Needless to say, I responded rather strongly:
The real issue here is that IT was not consulted before someone decided to start using an application that had not been vetted for both security and performance. There could be a workable process (pre-egress encryption using a proven encryption algorithm) formulated, but this should be driven by IT, i.e., those of us who know and understand the potential risks and benefits.The Net Admins are responsible for the reliability, performance and security of our networks and the data flowing on them. I take this responsibility seriously and I’m sure my fellow Net Admins and assistants do as well. To ask me to put my network and data – and thereby my job – at risk because of some preference is just not acceptable to me.

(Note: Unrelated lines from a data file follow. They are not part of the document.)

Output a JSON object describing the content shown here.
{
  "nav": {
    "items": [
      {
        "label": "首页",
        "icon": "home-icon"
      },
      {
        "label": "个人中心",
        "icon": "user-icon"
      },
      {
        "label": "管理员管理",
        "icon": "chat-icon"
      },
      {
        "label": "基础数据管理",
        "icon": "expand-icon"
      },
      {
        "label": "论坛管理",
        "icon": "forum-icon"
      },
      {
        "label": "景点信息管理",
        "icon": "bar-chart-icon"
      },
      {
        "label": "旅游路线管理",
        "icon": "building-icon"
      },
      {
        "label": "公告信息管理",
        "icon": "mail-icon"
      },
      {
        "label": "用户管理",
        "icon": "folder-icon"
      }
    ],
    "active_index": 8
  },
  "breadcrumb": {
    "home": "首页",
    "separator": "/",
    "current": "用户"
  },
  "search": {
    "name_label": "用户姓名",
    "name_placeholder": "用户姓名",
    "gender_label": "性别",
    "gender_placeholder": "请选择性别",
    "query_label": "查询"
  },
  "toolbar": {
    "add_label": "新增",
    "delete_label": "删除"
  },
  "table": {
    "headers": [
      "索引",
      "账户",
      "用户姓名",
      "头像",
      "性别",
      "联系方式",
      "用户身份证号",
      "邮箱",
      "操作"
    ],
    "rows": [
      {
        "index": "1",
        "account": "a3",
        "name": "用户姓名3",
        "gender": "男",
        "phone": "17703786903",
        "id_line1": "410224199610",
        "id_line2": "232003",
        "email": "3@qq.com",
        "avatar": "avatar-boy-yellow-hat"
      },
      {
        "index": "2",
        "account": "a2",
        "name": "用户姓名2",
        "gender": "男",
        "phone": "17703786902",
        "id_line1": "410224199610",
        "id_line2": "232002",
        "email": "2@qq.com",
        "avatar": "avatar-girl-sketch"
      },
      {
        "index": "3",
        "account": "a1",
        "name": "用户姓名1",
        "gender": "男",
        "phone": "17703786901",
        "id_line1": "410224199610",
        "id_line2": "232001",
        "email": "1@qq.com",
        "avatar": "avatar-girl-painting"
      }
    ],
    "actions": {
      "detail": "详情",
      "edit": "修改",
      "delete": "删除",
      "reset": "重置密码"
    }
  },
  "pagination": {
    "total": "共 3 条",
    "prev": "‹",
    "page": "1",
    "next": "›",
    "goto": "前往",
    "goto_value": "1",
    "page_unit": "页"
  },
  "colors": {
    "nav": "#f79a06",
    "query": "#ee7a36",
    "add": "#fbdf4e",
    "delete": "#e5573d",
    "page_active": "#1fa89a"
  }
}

What is your opinion? Hit the comments and let me know.
This is a repeat of another post I made, but it bears repetition. New Years Eve is one of the most dangerous nights of the year. Be careful out there tonight.
I know I don’t have to tell you, but if you drink, don’t drive, especially tonight. There are going to be plenty of revelers out there who don’t heed such advice. If you don’t have to go out, don’t. If you want to party hearty, do like my wife and I do every year and stay home, maybe with a few friends or family members who can spend the night.
That said, if you do plan to go out and party, leave your wallet or purse at home. Carry only your ID (driver’s license) and sufficient cash to get you through the night. Keep everything in your front pockets and rather than a large wad of bills, break it up into a couple of smaller batches. Drinking sensibly will keep you from doing something completely stupid. Better option is to carry cash for a cab ride home (or at least a tip–many cab companies will offer free cab rides tonight) and pay your bar tab with a credit card. You could lose all your cash; a credit card is replaceable.
Have fun. Celebrate. But be safe, okay?